Many people, both with and without handicaps or disabilities, often feel "stupid" or not as quick or bright as other people. However, comparing ourselves to other people is rarely accurate. For example, you hold a full-time job. That fact proves you have a level of intelligence and knowledge. Someone else may not be able to do the job/work *you* do, even if the other person was proven to have a higher IQ than you.

Each of us have areas of specialty. Yep, everyday people "specialize" by continually adding to knowledge through experience and effort. You may *think* a college professor is "smarter" than you, but consider this: could that professor do your union job, and do it as well as you do it?

Even people who work in what many people in society *think* are lower level jobs have a talent, a gift, and specific knowledge. For example, I couldn't do the jobs of a cashier, a bus driver, or a heavy-machinery operator. If I tried to work as a cashier in fast food or in a bank, I'd likely give the wrong change (because my talent is not in math) and my cash drawer would not balance every day. I also could not be a scientist or chemist-- or a linguist or translator! I could never speak all those long chemical names, nor do I speak another language very well. If I had to work as a translator, I'd likely make a bunch of countries angry because I'd speak the language badly!

At 20-years old, you will have many opportunities to invent and re-invent yourself. In fact, studies show that by the time people reach 50-60 years old they have often had several different careers. While our grandfathers and great-grandfathers used to stay in just one job their entire lives, now people have to take skills they already have and apply those skills to entirely different jobs. Or, many middle-aged adults end up going back to school to study for a different career than the one they had before.

Being 20-years old and already having a union job says a lot about you and your abilities. Don't let other people put you down and don't feel inferior to other people. Look at your skills, honestly. Write down 5 things that you do in your job that make use of your skills and talents. Realize that every young adult must go through stages in the workplace; even CEOs/heads of companies started off at a lower position. You can work your way up in a job, gain promotions as you gain experience, and work toward your goals.
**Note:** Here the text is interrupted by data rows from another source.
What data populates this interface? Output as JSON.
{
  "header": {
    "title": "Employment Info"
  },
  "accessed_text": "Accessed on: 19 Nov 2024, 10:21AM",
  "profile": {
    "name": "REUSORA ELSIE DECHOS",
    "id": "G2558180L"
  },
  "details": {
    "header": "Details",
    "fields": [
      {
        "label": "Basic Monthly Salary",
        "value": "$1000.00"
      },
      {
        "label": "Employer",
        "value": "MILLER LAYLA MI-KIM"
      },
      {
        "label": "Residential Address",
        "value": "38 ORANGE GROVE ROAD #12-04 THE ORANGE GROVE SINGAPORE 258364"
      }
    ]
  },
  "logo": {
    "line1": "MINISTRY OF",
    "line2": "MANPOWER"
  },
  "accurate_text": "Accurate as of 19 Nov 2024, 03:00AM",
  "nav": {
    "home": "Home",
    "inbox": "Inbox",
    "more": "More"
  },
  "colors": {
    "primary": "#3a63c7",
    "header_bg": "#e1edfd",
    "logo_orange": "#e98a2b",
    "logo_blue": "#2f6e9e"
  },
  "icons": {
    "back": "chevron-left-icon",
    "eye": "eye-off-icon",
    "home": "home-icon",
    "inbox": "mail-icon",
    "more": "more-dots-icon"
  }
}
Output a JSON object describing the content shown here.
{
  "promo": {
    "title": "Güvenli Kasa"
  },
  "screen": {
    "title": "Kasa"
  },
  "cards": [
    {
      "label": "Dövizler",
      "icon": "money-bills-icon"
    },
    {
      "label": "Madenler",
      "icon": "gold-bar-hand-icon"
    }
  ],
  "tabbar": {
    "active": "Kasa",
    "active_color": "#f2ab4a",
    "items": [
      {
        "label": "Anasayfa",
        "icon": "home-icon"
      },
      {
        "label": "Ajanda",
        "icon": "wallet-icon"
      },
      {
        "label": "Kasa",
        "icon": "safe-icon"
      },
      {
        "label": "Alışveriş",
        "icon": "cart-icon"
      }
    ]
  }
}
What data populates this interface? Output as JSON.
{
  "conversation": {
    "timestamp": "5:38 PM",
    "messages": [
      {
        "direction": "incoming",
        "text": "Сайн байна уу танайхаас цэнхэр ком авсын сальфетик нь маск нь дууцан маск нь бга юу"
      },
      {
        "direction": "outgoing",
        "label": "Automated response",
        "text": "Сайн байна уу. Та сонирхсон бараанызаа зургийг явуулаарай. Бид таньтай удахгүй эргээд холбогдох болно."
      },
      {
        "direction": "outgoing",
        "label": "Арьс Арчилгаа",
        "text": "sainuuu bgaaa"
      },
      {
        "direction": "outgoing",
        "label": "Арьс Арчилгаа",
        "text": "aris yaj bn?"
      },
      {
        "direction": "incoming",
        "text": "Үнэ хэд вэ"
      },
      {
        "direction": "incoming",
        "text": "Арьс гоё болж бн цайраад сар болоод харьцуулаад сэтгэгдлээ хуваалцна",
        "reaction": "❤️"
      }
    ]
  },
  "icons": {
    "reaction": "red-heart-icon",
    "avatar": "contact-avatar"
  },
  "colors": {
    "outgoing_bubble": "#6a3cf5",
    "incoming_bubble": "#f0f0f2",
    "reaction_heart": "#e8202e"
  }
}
Try to be gentle with yourself and give yourself well-deserved praise. We all need to become our own "cheerleaders" in life. Don't rely on how others think of you-- or how you think they think of you. As you gain confidence, it will be easier and easier to see that you are not "stupid", that you have worth, and that you have talents and skills that are unique to you.